> _Exercise_
Repeat the listing below exactly.

> _Input data_

* * * * * * * * *

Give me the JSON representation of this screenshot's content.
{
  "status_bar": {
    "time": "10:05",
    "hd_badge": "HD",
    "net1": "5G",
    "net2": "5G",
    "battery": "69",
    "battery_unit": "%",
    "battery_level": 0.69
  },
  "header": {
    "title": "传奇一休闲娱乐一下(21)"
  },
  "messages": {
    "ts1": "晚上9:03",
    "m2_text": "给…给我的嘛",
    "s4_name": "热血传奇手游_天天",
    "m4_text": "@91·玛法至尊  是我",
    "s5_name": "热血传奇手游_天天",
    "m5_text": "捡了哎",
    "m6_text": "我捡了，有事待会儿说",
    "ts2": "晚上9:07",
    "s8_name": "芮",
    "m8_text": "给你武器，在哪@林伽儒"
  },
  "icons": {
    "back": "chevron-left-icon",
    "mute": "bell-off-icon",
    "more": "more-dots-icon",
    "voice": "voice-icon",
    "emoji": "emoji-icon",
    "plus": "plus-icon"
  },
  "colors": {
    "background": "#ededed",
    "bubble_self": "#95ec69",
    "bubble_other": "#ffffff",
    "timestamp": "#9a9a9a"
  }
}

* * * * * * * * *

> _Written response_
Give me the JSON representation of this screenshot's content.
{
  "status_bar": {
    "time": "10:05",
    "hd_badge": "HD",
    "net1": "5G",
    "net2": "5G",
    "battery": "69",
    "battery_unit": "%",
    "battery_level": 0.69
  },
  "header": {
    "title": "传奇一休闲娱乐一下(21)"
  },
  "messages": {
    "ts1": "晚上9:03",
    "m2_text": "给…给我的嘛",
    "s4_name": "热血传奇手游_天天",
    "m4_text": "@91·玛法至尊  是我",
    "s5_name": "热血传奇手游_天天",
    "m5_text": "捡了哎",
    "m6_text": "我捡了，有事待会儿说",
    "ts2": "晚上9:07",
    "s8_name": "芮",
    "m8_text": "给你武器，在哪@林伽儒"
  },
  "icons": {
    "back": "chevron-left-icon",
    "mute": "bell-off-icon",
    "more": "more-dots-icon",
    "voice": "voice-icon",
    "emoji": "emoji-icon",
    "plus": "plus-icon"
  },
  "colors": {
    "background": "#ededed",
    "bubble_self": "#95ec69",
    "bubble_other": "#ffffff",
    "timestamp": "#9a9a9a"
  }
}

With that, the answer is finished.